Variable annuities are complex financial instruments, and the advisor needs to be familiar with the minute details within the annuity contract. Many of these contracts were purchased for guaranteed income and death benefits, and you need to consider what happens with the annuity death benefit and living benefit and the way they relate to one another.

For example, a 62 year old client has an annuity that had fallen in value to $350,000 from $500,000. The annuity provided a $780,000 death benefit and the client was uninsurable. Our solution was to "strip" the annuity, withdrawing all but $1,000 from the contract. Since the death benefit was dollar-for-dollar, the withdrawal from the account reduced the death benefit by an equal amount. Be careful, as many contracts use "pro rata" formula, which wipes out the death benefit. The withdrawn funds were used to buy another annuity with a death benefit that has a guaranteed 6% annual increase until age 85. The client's goal was to maximize what would be left for his kids. Without making any changes, the death benefit would remain at $780,000 until the value exceeded this amount. In effect, we found a way to increase the death benefit, beyond the current amount.

In some cases, "tax-loss" selling may be a good idea, much the same as you would do with a traditional investment portfolio. However, losses on annuity contracts are "ordinary losses", not a capital loss (Rev. Rul. 61-201). Thus, those losses are not limited to $3,000, or subject to "wash-sale" rules.
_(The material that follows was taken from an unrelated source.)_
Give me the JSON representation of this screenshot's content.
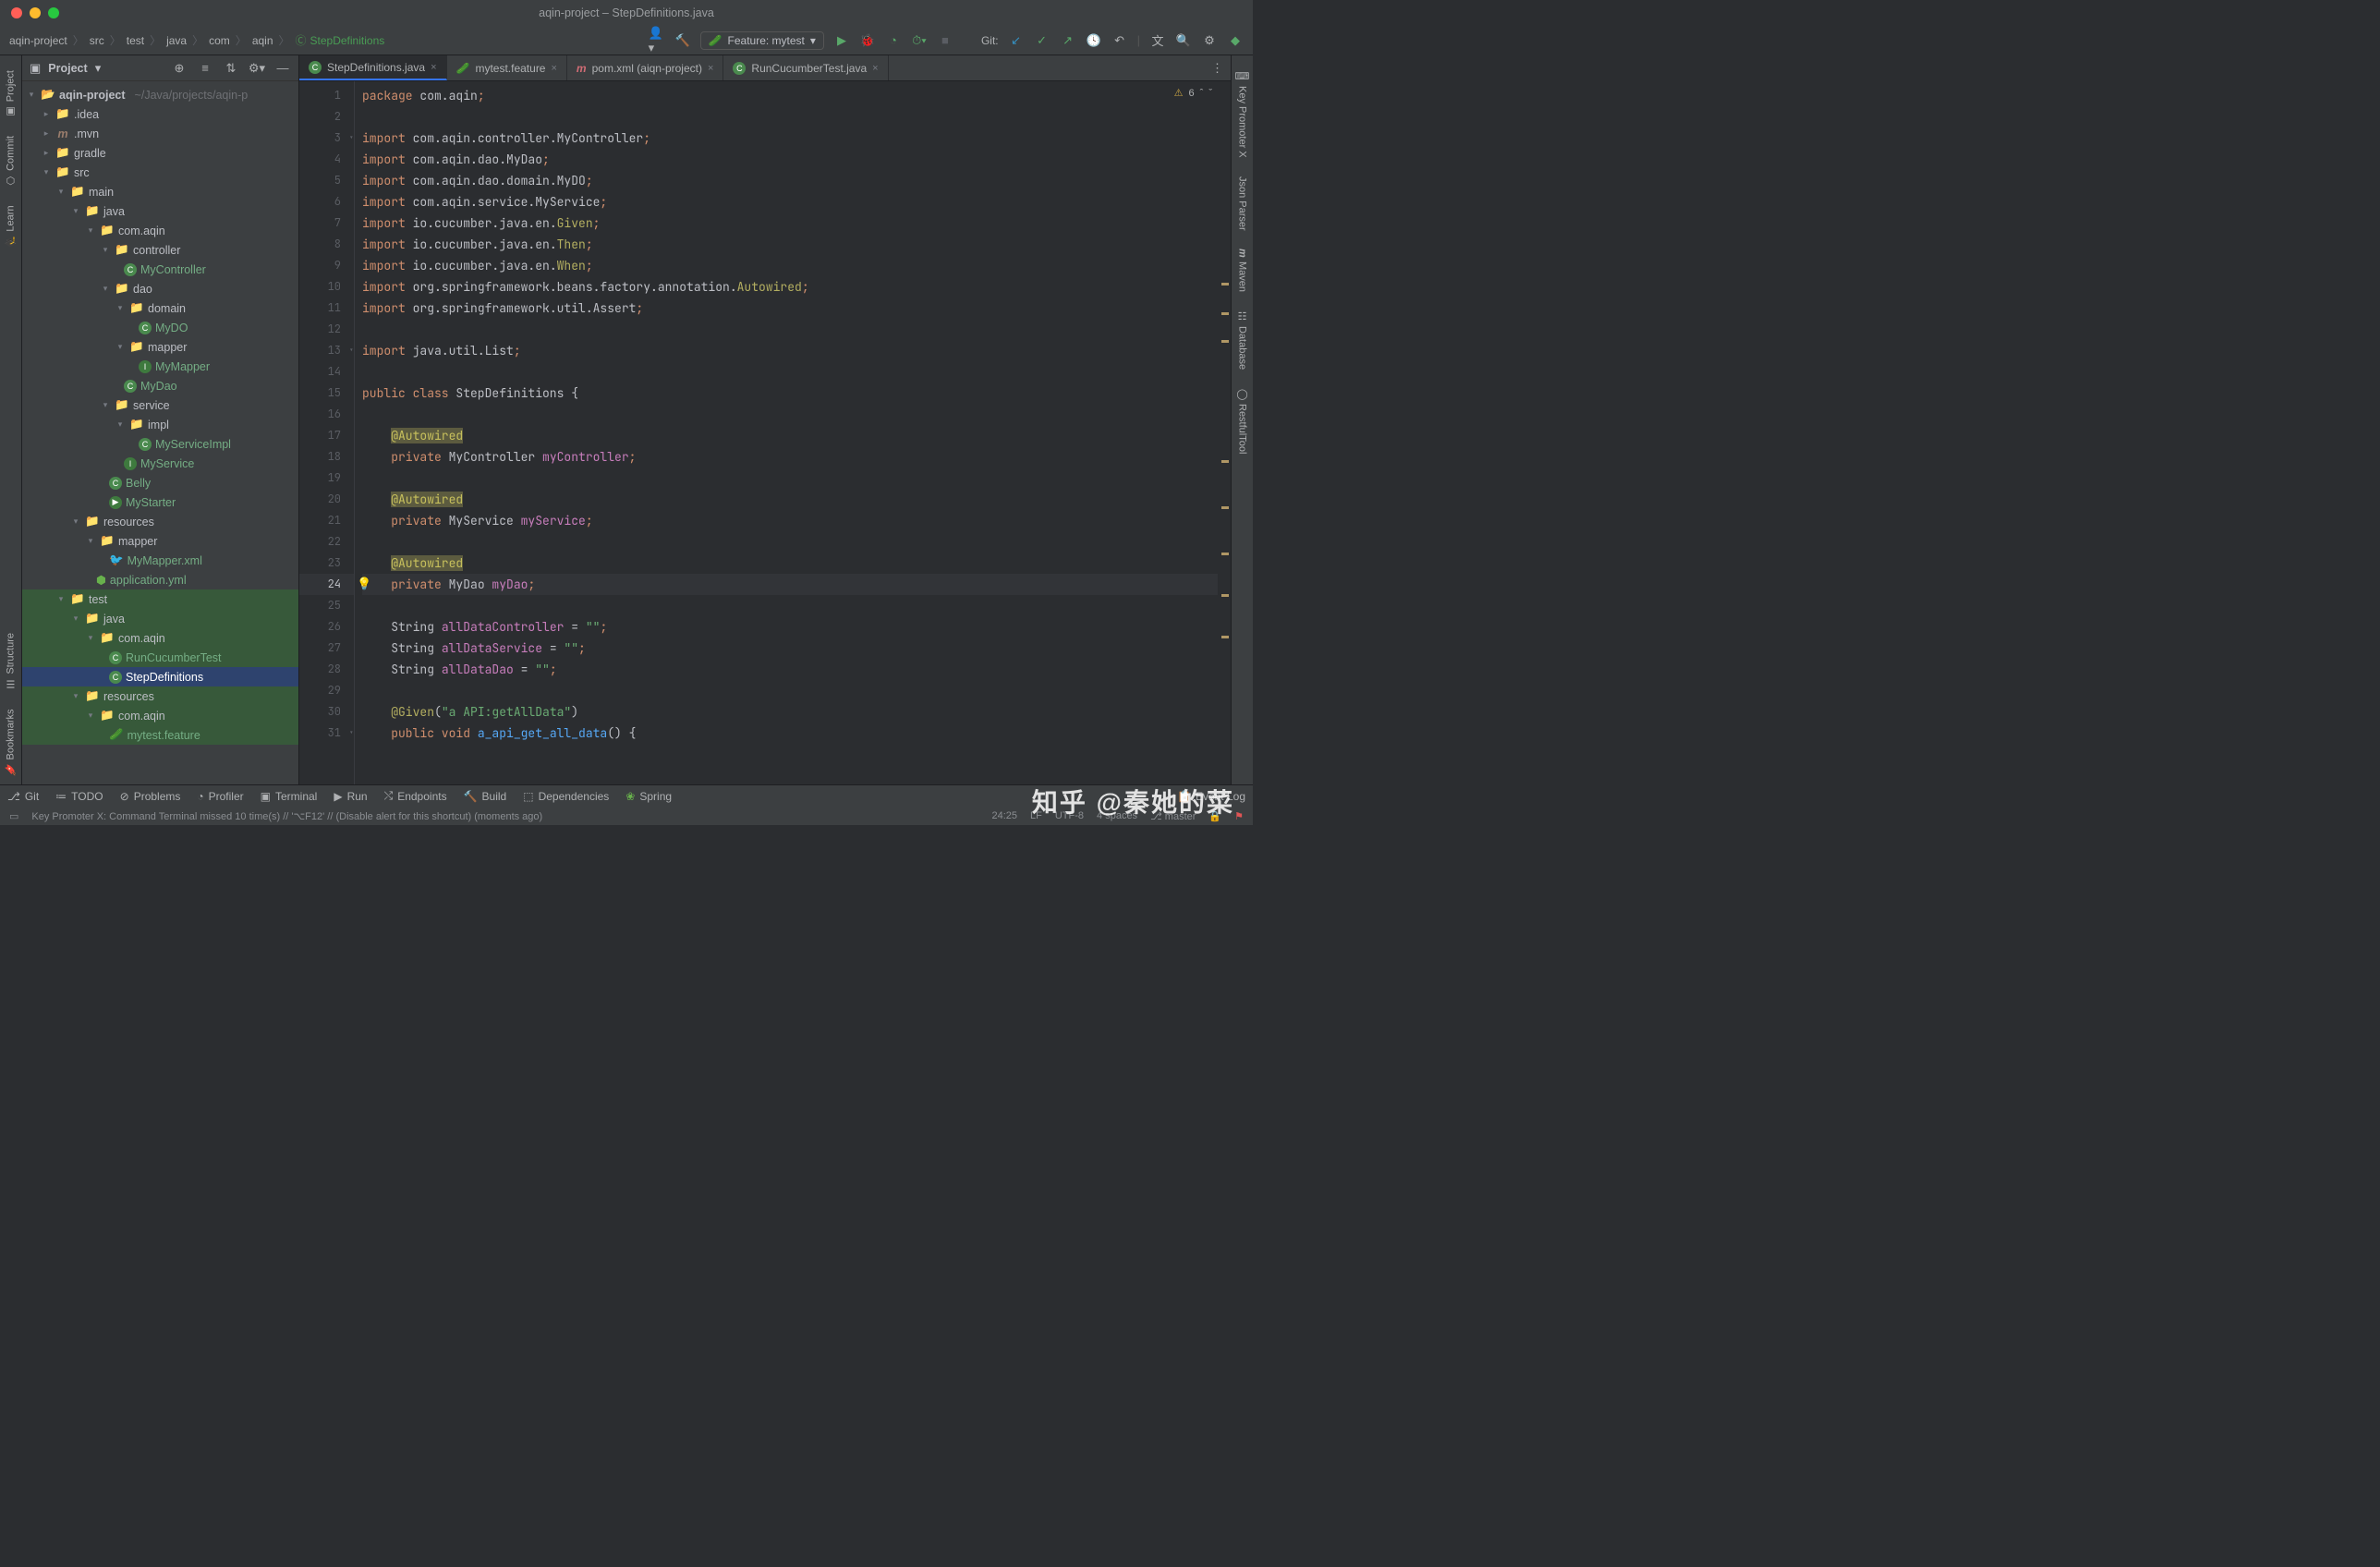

However, you may not be able to duplicate the various guarantees in the current contract, so you need to be aware of what you're giving up.

More than ever before, clients need actionable advice, to regain confidence by taking control of their financial futures.

Michael Kirsh


Michael Kirsh Founding principal of Kirsh Financial Services, Inc. Has been solving the problems of closely held business owners in the areas of business succession and retirement planning since 1977 Recognized authority on the subject of sophisticated insurance planning with many publishing credits to his name Has addressed numerous seminars and workshops on these subjects around the country Certified financial planner, accredited estate planner and charted life underwriter Listed in Who's Who in Finance and Industry, and Who's Who in the World.